■ WHAT THE TASK ASKS
Lines with "JSON": copy each one from the listing below.

Segment Start: MATERIAL TO PROCESS

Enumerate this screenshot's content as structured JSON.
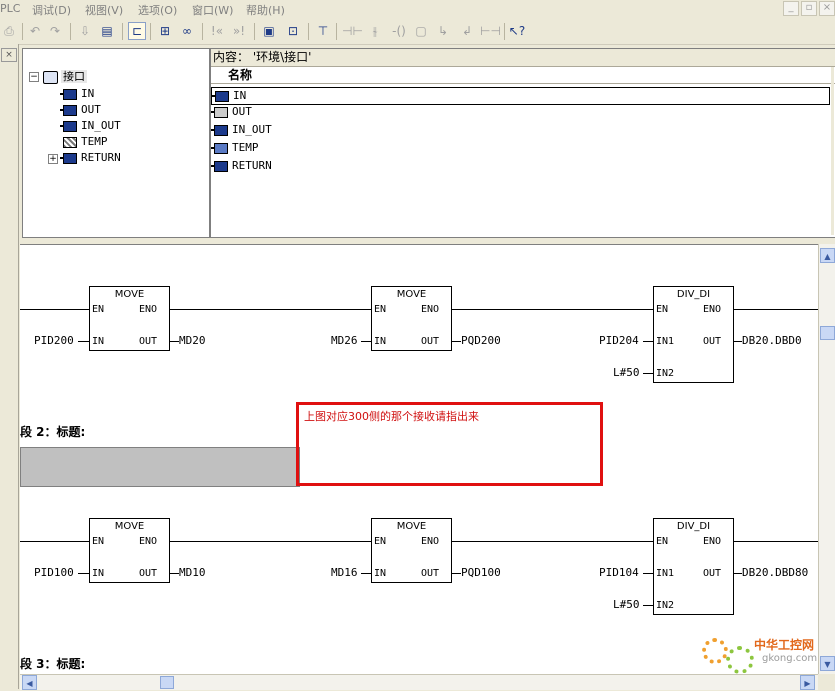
{
  "menubar": {
    "items": [
      "PLC",
      "调试(D)",
      "视图(V)",
      "选项(O)",
      "窗口(W)",
      "帮助(H)"
    ]
  },
  "interface_panel": {
    "tree_root": "接口",
    "tree_items": [
      "IN",
      "OUT",
      "IN_OUT",
      "TEMP",
      "RETURN"
    ]
  },
  "content_panel": {
    "title": "内容：  '环境\\接口'",
    "column_header": "名称",
    "rows": [
      "IN",
      "OUT",
      "IN_OUT",
      "TEMP",
      "RETURN"
    ]
  },
  "ladder": {
    "network1": {
      "blocks": [
        {
          "name": "MOVE",
          "pins": [
            "EN",
            "ENO",
            "IN",
            "OUT"
          ],
          "input": "PID200",
          "output": "MD20"
        },
        {
          "name": "MOVE",
          "pins": [
            "EN",
            "ENO",
            "IN",
            "OUT"
          ],
          "input": "MD26",
          "output": "PQD200"
        },
        {
          "name": "DIV_DI",
          "pins": [
            "EN",
            "ENO",
            "IN1",
            "OUT",
            "IN2"
          ],
          "input1": "PID204",
          "input2": "L#50",
          "output": "DB20.DBD0"
        }
      ]
    },
    "segment2_title": "段 2：标题:",
    "network2": {
      "blocks": [
        {
          "name": "MOVE",
          "pins": [
            "EN",
            "ENO",
            "IN",
            "OUT"
          ],
          "input": "PID100",
          "output": "MD10"
        },
        {
          "name": "MOVE",
          "pins": [
            "EN",
            "ENO",
            "IN",
            "OUT"
          ],
          "input": "MD16",
          "output": "PQD100"
        },
        {
          "name": "DIV_DI",
          "pins": [
            "EN",
            "ENO",
            "IN1",
            "OUT",
            "IN2"
          ],
          "input1": "PID104",
          "input2": "L#50",
          "output": "DB20.DBD80"
        }
      ]
    },
    "segment3_title": "段 3：标题:"
  },
  "annotation": {
    "text": "上图对应300侧的那个接收请指出来",
    "color": "#e01010"
  },
  "watermark": {
    "name": "中华工控网",
    "url": "gkong.com"
  },
  "colors": {
    "window_bg": "#ece9d8",
    "annotation": "#e01010",
    "segment_bar": "#c0c0c0",
    "interface_icon": "#1c3a8c"
  }
}
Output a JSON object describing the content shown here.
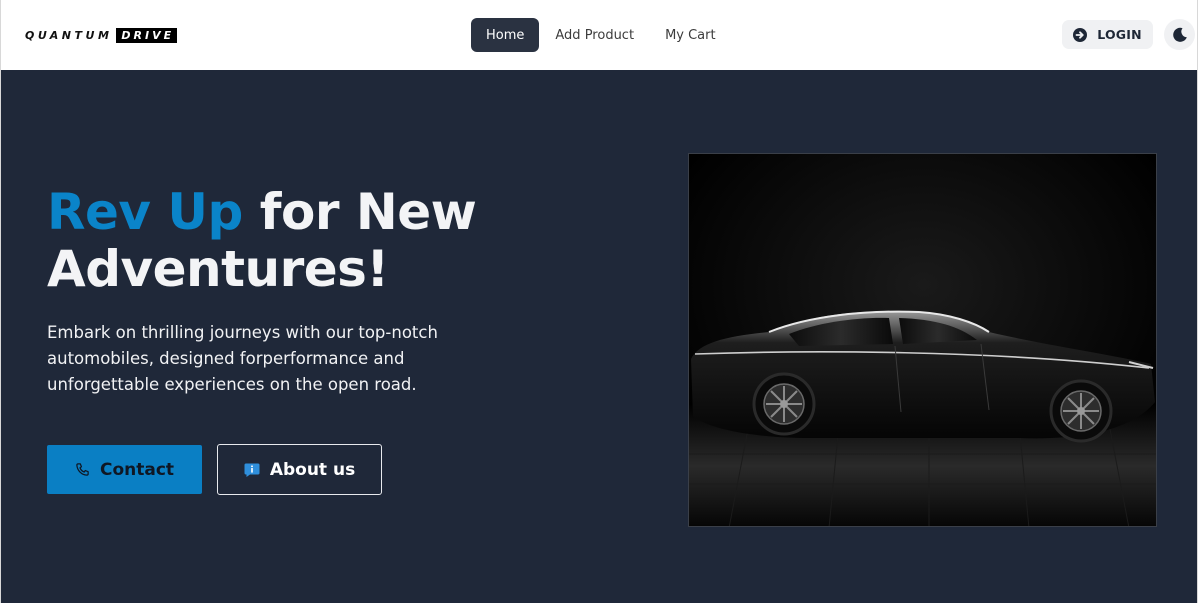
{
  "brand": {
    "logo_word1": "QUANTUM",
    "logo_word2": "DRIVE"
  },
  "nav": {
    "items": [
      {
        "label": "Home",
        "active": true
      },
      {
        "label": "Add Product",
        "active": false
      },
      {
        "label": "My Cart",
        "active": false
      }
    ]
  },
  "header": {
    "login_label": "LOGIN",
    "login_icon": "sign-in-arrow-icon",
    "theme_icon": "moon-icon"
  },
  "hero": {
    "headline_accent": "Rev Up",
    "headline_rest": " for New Adventures!",
    "subtext": "Embark on thrilling journeys with our top-notch automobiles, designed forperformance and unforgettable experiences on the open road.",
    "contact_label": "Contact",
    "contact_icon": "phone-icon",
    "about_label": "About us",
    "about_icon": "info-chat-icon",
    "image_subject": "black sedan car in dark studio"
  },
  "colors": {
    "accent": "#0a84c9",
    "hero_bg": "#1f2839",
    "nav_active_bg": "#2a3241",
    "contact_bg": "#0a7fc4"
  }
}
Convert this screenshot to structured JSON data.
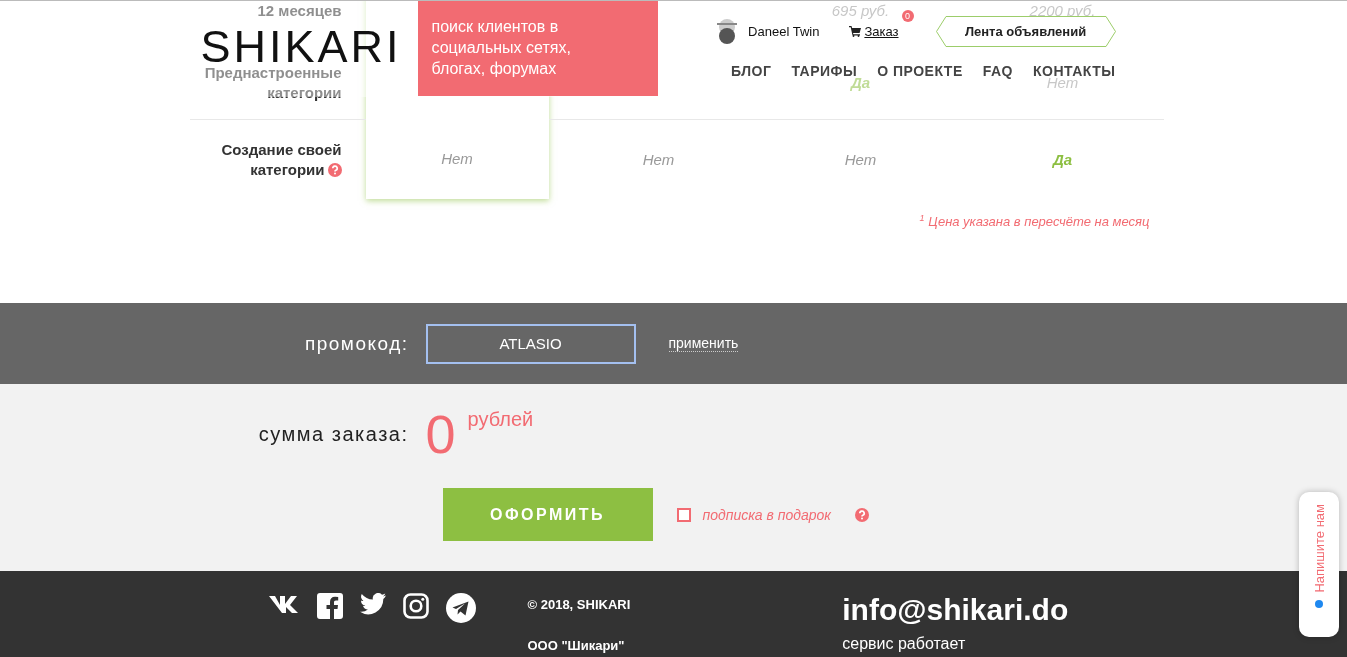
{
  "header": {
    "logo": "SHIKARI",
    "tagline": "поиск клиентов в социальных сетях, блогах, форумах",
    "user": {
      "name": "Daneel Twin"
    },
    "cart": {
      "label": "Заказ",
      "badge": "0"
    },
    "feed_button": "Лента объявлений",
    "nav": [
      "БЛОГ",
      "ТАРИФЫ",
      "О ПРОЕКТЕ",
      "FAQ",
      "КОНТАКТЫ"
    ]
  },
  "comparison_table": {
    "rows": [
      {
        "label": "12 месяцев",
        "cells": [
          null,
          null,
          {
            "text": "695 руб.",
            "kind": "price"
          },
          {
            "text": "2200 руб.",
            "kind": "price"
          }
        ]
      },
      {
        "label": "Преднастроенные категории",
        "cells": [
          null,
          null,
          {
            "text": "Да",
            "kind": "yes"
          },
          {
            "text": "Нет",
            "kind": "no"
          }
        ]
      },
      {
        "label": "Создание своей категории",
        "help": true,
        "cells": [
          {
            "text": "Нет",
            "kind": "no"
          },
          {
            "text": "Нет",
            "kind": "no"
          },
          {
            "text": "Нет",
            "kind": "no"
          },
          {
            "text": "Да",
            "kind": "yes"
          }
        ]
      }
    ],
    "footnote": "$^{1}$ Цена указана в пересчёте на месяц"
  },
  "promo": {
    "label": "промокод:",
    "value": "ATLASIO",
    "apply": "применить"
  },
  "order": {
    "label": "сумма заказа:",
    "amount": "0",
    "currency": "рублей",
    "submit": "ОФОРМИТЬ",
    "gift": {
      "label": "подписка в подарок",
      "checked": false
    }
  },
  "footer": {
    "copyright": "© 2018, SHIKARI",
    "company": "ООО \"Шикари\"",
    "email": "info@shikari.do",
    "hours": "сервис работает"
  },
  "chat_tab": {
    "label": "Напишите нам"
  }
}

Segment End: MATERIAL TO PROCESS

■ ANSWER SECTION
Enumerate this screenshot's content as structured JSON.
Output a JSON object describing the content shown here.
Convert this screenshot to structured JSON data.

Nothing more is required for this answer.